Looking at these charts, it becomes quite obvious that the defensive holdings of the underlying index for HDV would have been, comparatively speaking, a solid, "absolute" choice. The index for the Sector Dividend Dogs also performed nicely (albeit with a scary drawdown). It rebounded during that early recovery stage with those big, fat yielding holdings brought to multi-year lows. The other funds likely suffered from too much exposure to the financial sector. These funds Indexes outperformed because HDV overweights traditional "safe" less volatile sectors and the other SDOG fund utilizes a sector equal weight contrarian type strategy.

Note that examining historical data can be misleading for the future, but unfortunately it's what humans do. It's human nature. Just as job applicants are judged by past accomplishments and experience on resumes; sports stars judged by their past statistics - so too will any investment strategy.

Going forward with a dividend fund, it becomes important to realize that some of these funds intricate screening methods, weightings and strategies may go in and out of favor. It's important and helpful to know where we are in a business cycle, the shape of the yield curve (growth or value), Fed rate policy, individual risk, time horizons, etc. Looking at an ETF fund's prospectus, fact sheet and holdings selection process can help ferret out your fund selections to see if it matches your economic outlook and circumstances.

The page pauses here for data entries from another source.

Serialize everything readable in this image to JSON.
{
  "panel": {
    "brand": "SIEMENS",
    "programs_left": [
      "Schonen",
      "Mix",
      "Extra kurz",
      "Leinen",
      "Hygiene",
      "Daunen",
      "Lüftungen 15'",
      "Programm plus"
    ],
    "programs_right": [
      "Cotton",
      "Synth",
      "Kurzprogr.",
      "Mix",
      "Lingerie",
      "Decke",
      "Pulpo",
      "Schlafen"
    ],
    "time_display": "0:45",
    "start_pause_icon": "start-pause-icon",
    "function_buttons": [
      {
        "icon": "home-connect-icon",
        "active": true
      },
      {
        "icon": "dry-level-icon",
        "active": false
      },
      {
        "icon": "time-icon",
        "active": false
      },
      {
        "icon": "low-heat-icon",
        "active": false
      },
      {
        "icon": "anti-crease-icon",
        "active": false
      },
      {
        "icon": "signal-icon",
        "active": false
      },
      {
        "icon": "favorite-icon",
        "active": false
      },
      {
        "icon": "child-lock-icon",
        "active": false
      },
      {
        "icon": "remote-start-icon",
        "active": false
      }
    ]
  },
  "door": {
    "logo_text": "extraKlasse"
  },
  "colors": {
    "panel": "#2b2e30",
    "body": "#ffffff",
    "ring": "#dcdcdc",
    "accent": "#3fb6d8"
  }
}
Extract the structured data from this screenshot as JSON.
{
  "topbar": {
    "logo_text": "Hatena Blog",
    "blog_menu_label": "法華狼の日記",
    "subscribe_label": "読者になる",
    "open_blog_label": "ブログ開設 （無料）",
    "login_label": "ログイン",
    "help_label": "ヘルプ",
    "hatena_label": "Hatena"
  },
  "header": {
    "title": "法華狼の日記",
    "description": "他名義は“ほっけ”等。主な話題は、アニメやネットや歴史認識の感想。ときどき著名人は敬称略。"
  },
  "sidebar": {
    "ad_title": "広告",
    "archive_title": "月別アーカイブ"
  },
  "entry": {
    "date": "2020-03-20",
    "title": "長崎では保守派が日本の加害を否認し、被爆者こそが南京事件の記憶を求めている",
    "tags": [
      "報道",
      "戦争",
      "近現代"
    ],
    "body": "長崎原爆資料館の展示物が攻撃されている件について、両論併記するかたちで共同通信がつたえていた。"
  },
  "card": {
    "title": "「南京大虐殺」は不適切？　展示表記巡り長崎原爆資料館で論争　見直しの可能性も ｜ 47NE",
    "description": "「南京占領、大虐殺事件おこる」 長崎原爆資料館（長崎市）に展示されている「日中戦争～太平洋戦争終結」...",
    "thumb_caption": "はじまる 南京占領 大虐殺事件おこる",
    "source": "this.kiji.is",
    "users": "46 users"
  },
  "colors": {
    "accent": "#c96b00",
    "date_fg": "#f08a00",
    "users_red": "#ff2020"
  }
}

Disclosure: I have no positions in any stocks mentioned, and no plans to initiate any positions within the next 72 hours. I wrote this article myself, and it expresses my own opinions. I am not receiving compensation for it (other than from Seeking Alpha). I have no business relationship with any company whose stock is mentioned in this article.